>>4916>any knowledgeable network administrator can now get your real MAC address even when you're spoofing it
Some corrections after refreshing myself on this: I should add the disclaimer that your real MAC address can be obtained by any knowledgeable passive observer--mark out net admin above--/only if/ you are using an affected Android device (96% of the sample set) and are not connected to an AP (access point). iPhones and roughly 4% of the sample set of Android devices are unaffected by the simple passive deanonymization techniques described in the article. However, if an adversary knows your real MAC address then it's game over--even if you're using a laptop, raspi, pocketchip, etc. This is because existing client device chipsets (i.e. isn't an AP) will respond to RTS frames (yes, you read that correctly) with a CTS frame, alerting the adversary that the targeted device/individual is within range. This behavior is impossible for the OS to block, as well.>>4917>Would having custom hardware negate this?
Yes, but you'd have to make it yourself since all existing 802.11 chipsets are thought to be vulnerable.>>4918
And make sure that your existing wireless chip is in the DOWN state if still connected.

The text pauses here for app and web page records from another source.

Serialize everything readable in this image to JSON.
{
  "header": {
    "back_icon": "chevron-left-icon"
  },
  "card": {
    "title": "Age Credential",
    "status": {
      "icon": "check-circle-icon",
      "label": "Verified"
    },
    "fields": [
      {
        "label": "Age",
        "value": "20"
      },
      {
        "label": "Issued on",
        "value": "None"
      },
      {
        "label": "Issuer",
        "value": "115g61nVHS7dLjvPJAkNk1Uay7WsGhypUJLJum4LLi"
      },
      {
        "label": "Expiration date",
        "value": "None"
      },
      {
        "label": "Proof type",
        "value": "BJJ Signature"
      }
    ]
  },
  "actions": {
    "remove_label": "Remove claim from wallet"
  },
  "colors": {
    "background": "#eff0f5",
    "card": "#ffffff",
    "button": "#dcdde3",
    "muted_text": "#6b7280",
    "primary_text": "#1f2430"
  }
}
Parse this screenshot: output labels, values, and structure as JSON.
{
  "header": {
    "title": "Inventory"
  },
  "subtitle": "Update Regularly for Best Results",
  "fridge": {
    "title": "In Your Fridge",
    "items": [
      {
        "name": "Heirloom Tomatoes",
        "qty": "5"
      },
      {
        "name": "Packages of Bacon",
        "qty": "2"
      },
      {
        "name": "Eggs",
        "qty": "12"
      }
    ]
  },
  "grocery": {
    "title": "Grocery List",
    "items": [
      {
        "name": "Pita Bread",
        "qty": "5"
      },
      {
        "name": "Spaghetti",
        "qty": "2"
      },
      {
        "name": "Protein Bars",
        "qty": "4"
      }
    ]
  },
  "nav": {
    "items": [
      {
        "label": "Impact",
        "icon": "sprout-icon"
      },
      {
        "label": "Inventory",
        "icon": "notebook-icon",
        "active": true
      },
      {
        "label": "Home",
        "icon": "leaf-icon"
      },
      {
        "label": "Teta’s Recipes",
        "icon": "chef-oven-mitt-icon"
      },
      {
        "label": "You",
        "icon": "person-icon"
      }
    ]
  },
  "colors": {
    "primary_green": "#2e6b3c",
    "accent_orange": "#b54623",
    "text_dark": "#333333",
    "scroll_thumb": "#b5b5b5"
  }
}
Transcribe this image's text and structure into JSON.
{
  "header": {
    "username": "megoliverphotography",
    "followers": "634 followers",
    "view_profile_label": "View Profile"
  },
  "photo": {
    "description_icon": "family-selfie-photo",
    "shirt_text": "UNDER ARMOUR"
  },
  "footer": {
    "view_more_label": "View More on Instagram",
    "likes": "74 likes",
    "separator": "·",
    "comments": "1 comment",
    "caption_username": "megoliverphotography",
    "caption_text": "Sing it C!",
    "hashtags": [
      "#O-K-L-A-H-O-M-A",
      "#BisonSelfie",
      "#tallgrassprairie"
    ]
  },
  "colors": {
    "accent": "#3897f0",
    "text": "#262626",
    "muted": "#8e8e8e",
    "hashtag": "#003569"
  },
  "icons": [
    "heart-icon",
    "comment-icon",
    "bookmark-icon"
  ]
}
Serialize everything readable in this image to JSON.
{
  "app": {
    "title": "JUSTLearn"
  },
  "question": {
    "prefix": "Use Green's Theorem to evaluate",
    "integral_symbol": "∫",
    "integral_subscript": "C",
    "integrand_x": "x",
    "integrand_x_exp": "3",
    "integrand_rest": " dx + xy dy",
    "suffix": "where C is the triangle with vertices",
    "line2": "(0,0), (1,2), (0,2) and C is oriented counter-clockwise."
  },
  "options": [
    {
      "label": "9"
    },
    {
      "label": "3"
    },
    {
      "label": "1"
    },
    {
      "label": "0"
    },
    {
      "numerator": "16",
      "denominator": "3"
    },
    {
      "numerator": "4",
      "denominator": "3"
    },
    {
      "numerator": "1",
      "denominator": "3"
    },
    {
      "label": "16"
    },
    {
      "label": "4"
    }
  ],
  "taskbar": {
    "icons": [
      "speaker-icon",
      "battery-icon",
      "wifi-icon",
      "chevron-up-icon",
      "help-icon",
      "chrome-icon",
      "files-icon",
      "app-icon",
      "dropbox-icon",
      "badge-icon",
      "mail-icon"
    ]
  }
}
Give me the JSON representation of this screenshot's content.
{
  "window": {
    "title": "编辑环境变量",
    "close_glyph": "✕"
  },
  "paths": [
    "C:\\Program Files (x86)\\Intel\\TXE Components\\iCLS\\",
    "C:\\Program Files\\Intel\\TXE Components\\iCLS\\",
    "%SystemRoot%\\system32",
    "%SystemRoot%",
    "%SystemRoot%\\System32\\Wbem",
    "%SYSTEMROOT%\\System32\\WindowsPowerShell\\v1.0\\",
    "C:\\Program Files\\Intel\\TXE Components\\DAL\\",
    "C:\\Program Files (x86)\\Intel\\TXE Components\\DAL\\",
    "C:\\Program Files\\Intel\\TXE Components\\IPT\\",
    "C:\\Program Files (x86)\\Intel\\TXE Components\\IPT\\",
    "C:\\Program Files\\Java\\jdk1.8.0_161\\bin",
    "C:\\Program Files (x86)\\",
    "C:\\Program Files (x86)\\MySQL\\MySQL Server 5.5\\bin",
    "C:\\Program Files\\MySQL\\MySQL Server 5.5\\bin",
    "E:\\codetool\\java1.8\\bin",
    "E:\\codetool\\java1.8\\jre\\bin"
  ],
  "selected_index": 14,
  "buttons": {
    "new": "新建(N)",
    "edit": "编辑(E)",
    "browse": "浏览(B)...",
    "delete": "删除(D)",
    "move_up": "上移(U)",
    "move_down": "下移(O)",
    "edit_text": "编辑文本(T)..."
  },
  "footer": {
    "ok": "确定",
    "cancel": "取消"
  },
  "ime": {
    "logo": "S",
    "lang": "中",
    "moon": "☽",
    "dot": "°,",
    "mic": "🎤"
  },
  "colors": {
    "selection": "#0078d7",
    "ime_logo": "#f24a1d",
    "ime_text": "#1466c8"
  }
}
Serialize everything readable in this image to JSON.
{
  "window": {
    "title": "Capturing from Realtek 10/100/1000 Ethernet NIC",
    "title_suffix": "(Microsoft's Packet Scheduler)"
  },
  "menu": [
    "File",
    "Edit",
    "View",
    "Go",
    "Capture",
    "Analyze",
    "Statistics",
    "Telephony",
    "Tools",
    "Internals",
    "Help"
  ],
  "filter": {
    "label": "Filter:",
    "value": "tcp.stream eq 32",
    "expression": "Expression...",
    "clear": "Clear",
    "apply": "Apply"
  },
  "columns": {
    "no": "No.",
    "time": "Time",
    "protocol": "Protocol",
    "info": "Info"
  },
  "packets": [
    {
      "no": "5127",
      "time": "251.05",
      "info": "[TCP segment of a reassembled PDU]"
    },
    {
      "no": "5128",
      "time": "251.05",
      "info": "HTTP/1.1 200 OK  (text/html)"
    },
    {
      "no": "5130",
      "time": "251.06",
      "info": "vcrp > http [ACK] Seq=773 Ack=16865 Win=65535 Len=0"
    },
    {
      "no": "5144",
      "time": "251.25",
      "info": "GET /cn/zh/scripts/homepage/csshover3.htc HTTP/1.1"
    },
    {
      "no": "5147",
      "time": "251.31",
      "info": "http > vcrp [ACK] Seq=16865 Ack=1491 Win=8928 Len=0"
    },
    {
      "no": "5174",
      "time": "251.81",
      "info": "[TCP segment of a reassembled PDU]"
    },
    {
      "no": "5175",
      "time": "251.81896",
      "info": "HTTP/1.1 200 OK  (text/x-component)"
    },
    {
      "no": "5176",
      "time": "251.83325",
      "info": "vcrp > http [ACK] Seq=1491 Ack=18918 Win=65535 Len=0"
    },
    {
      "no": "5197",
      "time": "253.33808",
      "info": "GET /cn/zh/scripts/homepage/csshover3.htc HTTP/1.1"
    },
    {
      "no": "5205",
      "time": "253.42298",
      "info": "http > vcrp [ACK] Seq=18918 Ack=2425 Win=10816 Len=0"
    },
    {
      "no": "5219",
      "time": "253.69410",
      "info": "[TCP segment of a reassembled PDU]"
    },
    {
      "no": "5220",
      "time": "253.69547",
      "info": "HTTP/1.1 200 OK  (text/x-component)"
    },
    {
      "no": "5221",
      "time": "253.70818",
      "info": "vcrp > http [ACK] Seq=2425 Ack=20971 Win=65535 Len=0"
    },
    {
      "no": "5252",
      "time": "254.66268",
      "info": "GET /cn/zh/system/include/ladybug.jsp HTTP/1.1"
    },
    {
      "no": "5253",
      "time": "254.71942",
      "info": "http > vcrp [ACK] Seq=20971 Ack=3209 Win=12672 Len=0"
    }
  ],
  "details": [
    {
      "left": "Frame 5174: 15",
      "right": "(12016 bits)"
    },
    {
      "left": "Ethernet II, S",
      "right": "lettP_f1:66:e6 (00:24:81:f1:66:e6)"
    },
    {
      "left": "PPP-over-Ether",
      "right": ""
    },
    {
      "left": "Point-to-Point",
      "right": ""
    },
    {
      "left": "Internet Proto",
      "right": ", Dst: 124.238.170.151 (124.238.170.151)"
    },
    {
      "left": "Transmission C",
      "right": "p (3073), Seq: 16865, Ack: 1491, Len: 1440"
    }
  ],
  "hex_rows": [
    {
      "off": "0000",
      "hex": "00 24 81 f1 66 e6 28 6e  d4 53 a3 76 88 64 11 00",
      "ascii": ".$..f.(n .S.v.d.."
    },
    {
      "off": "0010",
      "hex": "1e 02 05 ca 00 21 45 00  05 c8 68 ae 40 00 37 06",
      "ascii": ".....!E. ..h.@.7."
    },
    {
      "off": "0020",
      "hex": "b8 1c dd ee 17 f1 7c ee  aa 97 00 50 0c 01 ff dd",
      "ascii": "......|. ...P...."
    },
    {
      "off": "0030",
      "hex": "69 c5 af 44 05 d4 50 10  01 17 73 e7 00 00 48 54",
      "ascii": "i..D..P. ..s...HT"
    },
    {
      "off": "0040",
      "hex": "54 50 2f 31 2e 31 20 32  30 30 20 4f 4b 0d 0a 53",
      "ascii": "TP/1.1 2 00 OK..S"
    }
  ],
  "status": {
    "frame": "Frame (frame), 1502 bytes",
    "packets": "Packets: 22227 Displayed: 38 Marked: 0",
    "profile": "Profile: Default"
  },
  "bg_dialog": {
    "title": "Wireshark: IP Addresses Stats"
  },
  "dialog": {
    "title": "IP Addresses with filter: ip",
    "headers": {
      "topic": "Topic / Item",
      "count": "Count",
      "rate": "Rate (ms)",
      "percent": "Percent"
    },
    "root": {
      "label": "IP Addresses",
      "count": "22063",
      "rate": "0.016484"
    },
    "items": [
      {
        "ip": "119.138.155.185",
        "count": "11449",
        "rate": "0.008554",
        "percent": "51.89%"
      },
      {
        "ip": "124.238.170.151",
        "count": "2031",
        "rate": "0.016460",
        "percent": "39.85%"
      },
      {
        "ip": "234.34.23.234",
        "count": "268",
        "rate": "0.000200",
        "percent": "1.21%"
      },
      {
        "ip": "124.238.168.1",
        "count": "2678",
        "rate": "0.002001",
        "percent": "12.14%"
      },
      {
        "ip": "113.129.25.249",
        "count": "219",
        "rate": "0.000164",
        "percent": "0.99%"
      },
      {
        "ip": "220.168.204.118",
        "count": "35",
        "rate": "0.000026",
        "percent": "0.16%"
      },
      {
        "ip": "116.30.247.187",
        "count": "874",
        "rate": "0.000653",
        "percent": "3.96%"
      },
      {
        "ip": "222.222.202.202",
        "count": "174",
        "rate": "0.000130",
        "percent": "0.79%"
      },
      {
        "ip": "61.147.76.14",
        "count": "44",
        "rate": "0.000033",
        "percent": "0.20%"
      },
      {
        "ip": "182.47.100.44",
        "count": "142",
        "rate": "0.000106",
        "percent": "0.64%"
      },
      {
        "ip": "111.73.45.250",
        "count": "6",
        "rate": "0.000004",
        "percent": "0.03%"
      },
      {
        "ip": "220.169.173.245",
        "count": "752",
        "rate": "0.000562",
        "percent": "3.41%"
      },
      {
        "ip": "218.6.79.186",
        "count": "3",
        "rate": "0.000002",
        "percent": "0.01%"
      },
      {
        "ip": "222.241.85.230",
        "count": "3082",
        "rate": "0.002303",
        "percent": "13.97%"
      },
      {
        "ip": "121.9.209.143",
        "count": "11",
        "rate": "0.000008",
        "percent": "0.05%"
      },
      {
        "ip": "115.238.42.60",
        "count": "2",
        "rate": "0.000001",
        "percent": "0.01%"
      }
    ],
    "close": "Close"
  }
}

Basically, it boils down to don't use smartphones unless the real MAC address can't be tracked back to you (buy with cash) and do likewise when purchasing WLAN cards if your threat model includes state actors. Also don't rely on the manufacturer's MAC randomization as that is only used for unauthenticated and unassociated probe requests (i.e. before you are connected to an AP). Even then, though, the situation's kinda fuarrrked because as soon as your real MAC address is compromised you can be tracked no matter where you go, provided that your adversary has the resources to pursue you in this manner of course; I'll let Lain imagine the myriad avenues available to this end.